Thesis (Ph.D., Environmental Science) -- University of Idaho, 2017 | The global burden of environmental disease is increasingly and inequitably carried by low-income nations. In Zamfara State, Nigeria, spikes in gold prices driven by the world economic crisis caused an epidemic of severe lead poisoning, where 400 children died and thousands more suffered irreversible damage. The outbreak is an unprecedented crisis, and the long-term prognosis for future generations is unclear. Risk assessment identified incidental ingestion of contaminated soil and dust as the primary route of exposure. Post-harvest contamination of staple foods also resulted in significant dietary exposures. While lead was the risk driver for environmental and medical intervention, arsenic, cadmium, manganese, and mercury are also of concern as co-exposures to multiple toxicants often have synergistic effects. International groups and Nigerian governments undertook a collaborative, interdisciplinary response, including emergency removal of contaminated soils and medical treatment.

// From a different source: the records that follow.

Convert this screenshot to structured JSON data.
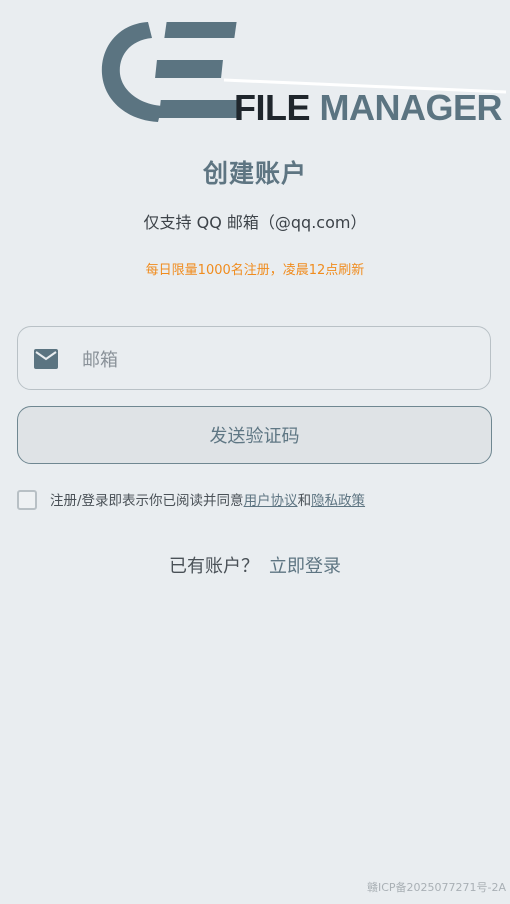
{
  "brand": {
    "word1": "FILE",
    "word2": "MANAGER"
  },
  "header": {
    "title": "创建账户",
    "subtitle": "仅支持 QQ 邮箱（@qq.com）",
    "notice": "每日限量1000名注册，凌晨12点刷新"
  },
  "form": {
    "email_placeholder": "邮箱",
    "email_value": "",
    "send_code_label": "发送验证码"
  },
  "agreement": {
    "checked": false,
    "text_prefix": "注册/登录即表示你已阅读并同意",
    "user_agreement": "用户协议",
    "conjunction": "和",
    "privacy_policy": "隐私政策"
  },
  "login": {
    "question": "已有账户？",
    "link": "立即登录"
  },
  "footer": {
    "icp": "赣ICP备2025077271号-2A"
  },
  "colors": {
    "background": "#e9edf0",
    "accent": "#5e7582",
    "notice": "#f08c1e"
  },
  "icons": {
    "email": "mail-icon",
    "logo": "file-manager-logo"
  }
}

The team worked in ten villages over seven years as the project transitioned from an emergency life-saving intervention to a comprehensive, long-term environmental health response. During this period, four remedial effectiveness evaluations were initiated to review project sustainability. These evaluations identified intentional and unintentional project impacts and the influence of social factors on the long-term resilience of the intervention.
The strides in environmental health and safety achieved in high-income countries have come at the expense of the health of low-income nations such as Nigeria. Within the United States, environmental burdens are also inequitably distributed. In central Washington, apple orchards were heavily treated with lead-arsenate insecticide from 1900-1950, resulting in significant soil contamination. Former orchard lands were later converted to residential, public, and commercial properties. The widespread lead and arsenic contamination has largely been ignored by the state government in favor of addressing contamination in wealthier regions of the state, putting marginalized residents – especially children – at risk of exposure to contaminated soils.
In central Washington and Zamfara, understanding exposure routes, dose/response relationships, and social influences on contaminant distribution and risk can aid the scientific and public health communities to better understand, prevent, and respond to the increasing incidence of environmental health crises.